# REQUIRED ACTION
Please return every line in the following data that includes the string "text".

LISTED RECORDS below:

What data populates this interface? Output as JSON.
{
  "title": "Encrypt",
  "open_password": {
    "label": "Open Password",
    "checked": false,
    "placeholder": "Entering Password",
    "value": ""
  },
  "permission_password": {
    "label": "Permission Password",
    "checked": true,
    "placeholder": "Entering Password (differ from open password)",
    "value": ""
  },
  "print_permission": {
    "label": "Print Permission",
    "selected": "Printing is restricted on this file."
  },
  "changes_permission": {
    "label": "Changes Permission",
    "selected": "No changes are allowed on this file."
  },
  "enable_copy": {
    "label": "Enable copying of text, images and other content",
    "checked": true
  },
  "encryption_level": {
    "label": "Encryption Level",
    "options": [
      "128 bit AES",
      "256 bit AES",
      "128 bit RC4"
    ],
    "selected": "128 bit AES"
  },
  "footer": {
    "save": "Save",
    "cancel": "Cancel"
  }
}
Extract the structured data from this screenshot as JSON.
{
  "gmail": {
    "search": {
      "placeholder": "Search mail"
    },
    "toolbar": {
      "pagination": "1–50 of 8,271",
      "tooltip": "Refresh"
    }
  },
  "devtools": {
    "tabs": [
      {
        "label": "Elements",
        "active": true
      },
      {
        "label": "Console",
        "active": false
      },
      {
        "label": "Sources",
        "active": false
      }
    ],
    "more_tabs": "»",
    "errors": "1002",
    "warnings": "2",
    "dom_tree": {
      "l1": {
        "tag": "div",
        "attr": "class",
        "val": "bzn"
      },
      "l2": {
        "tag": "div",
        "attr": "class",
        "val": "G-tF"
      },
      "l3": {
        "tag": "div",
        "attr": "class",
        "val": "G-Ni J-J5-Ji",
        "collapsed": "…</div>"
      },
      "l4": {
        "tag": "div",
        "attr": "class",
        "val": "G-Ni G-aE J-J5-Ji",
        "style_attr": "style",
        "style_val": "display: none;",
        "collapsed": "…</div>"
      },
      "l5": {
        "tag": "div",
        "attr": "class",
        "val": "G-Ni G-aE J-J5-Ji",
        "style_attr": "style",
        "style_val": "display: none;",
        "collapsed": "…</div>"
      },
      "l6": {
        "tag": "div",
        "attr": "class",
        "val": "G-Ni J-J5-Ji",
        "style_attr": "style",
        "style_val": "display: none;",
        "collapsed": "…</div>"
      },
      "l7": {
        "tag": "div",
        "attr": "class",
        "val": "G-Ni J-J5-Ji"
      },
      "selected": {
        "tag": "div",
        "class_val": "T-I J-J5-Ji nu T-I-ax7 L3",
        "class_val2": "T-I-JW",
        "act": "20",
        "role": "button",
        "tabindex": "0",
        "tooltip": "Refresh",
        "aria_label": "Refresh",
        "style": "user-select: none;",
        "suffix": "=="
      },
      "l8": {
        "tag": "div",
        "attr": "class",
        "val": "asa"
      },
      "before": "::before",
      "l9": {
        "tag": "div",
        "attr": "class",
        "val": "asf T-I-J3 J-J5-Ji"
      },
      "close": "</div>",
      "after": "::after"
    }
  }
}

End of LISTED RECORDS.
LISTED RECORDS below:

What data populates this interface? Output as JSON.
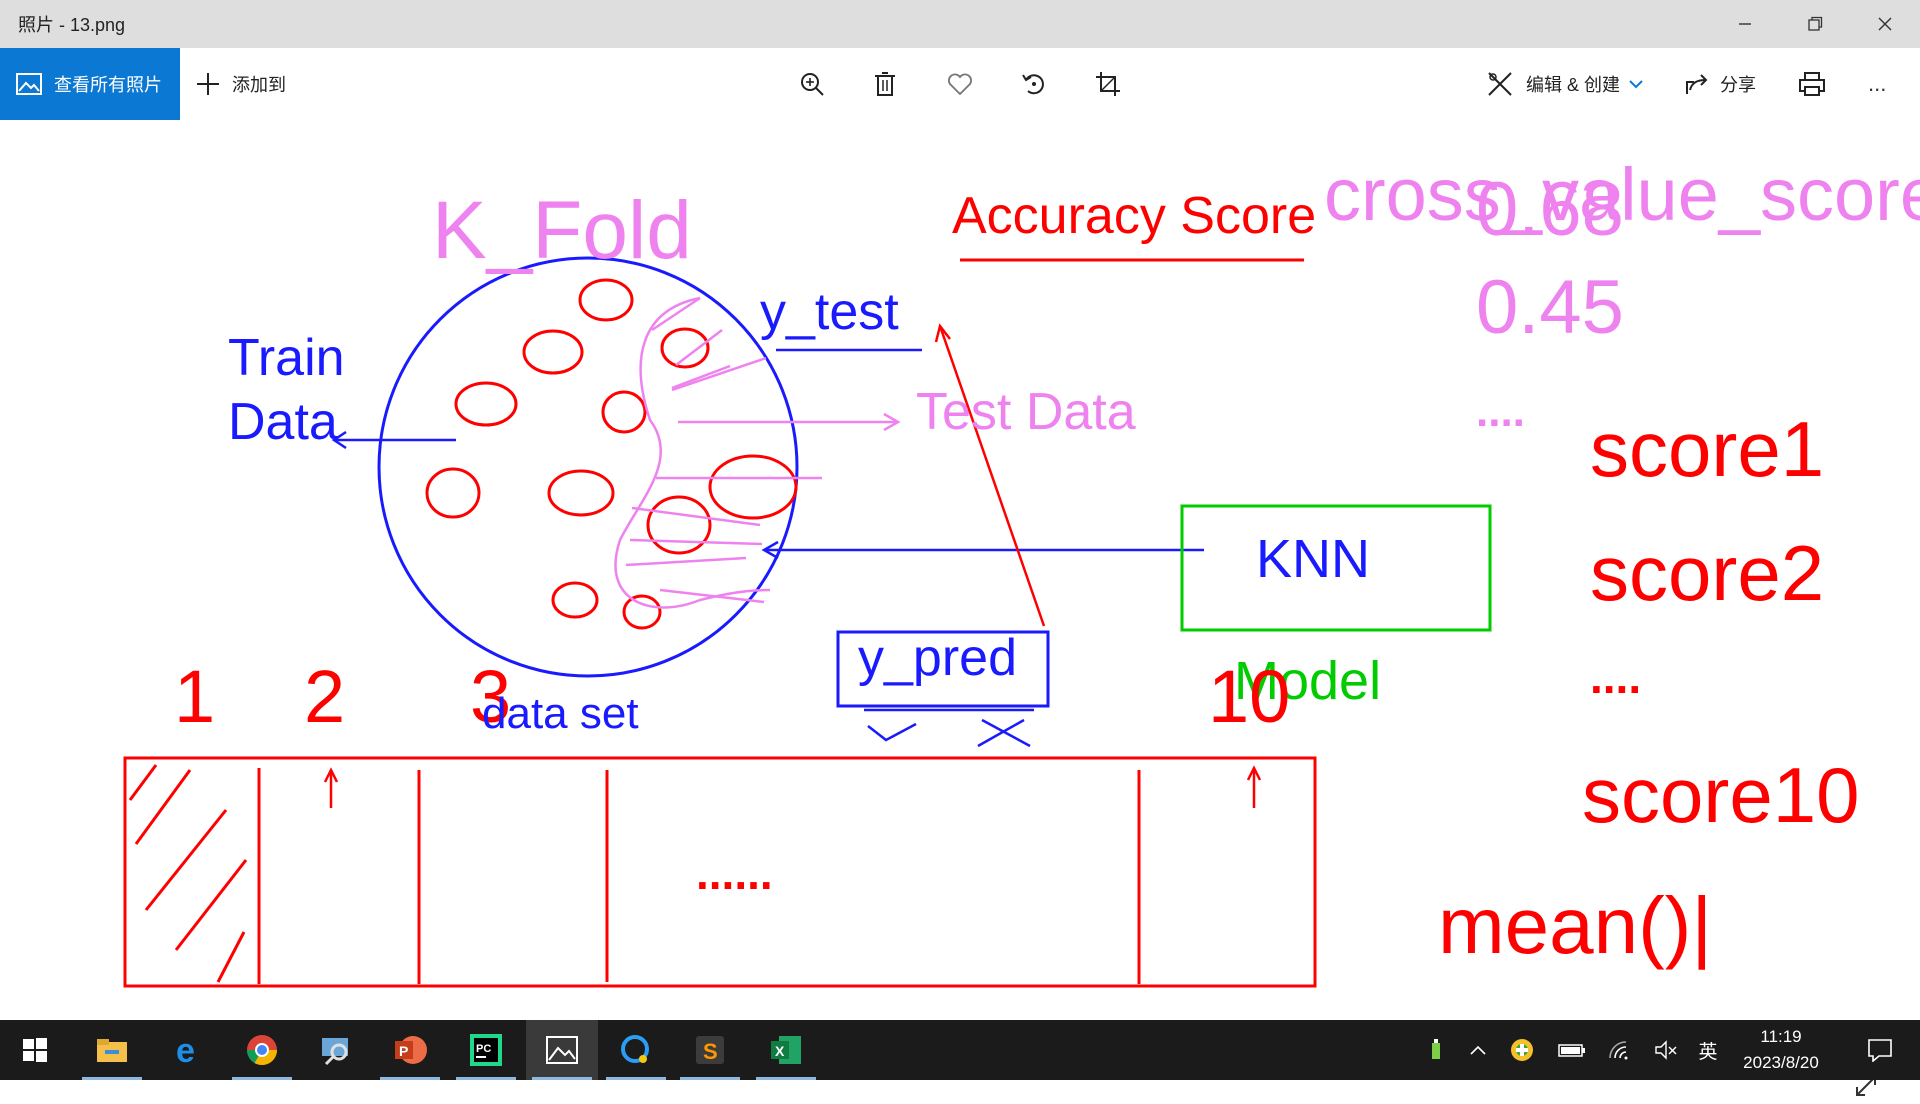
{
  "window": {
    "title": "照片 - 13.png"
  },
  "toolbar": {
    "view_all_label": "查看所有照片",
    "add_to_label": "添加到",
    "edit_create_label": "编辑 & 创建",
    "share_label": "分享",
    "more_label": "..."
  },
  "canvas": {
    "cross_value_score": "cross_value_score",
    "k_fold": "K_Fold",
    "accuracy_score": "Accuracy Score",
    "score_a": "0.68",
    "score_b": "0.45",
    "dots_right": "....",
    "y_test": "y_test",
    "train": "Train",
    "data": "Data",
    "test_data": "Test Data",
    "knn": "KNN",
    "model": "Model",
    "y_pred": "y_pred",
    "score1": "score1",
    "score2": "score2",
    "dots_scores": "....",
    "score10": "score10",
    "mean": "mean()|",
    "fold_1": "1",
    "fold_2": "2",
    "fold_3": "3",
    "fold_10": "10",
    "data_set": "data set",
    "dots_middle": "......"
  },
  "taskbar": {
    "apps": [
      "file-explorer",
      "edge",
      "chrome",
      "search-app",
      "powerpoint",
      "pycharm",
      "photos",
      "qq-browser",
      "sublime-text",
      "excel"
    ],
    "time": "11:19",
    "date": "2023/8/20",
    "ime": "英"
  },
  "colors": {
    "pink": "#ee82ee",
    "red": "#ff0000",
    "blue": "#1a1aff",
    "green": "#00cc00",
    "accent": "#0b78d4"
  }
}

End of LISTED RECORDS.

# SOLUTION TO THE EXERCISE
    "label": "Enable copying of text, images and other content",
      "sublime-text",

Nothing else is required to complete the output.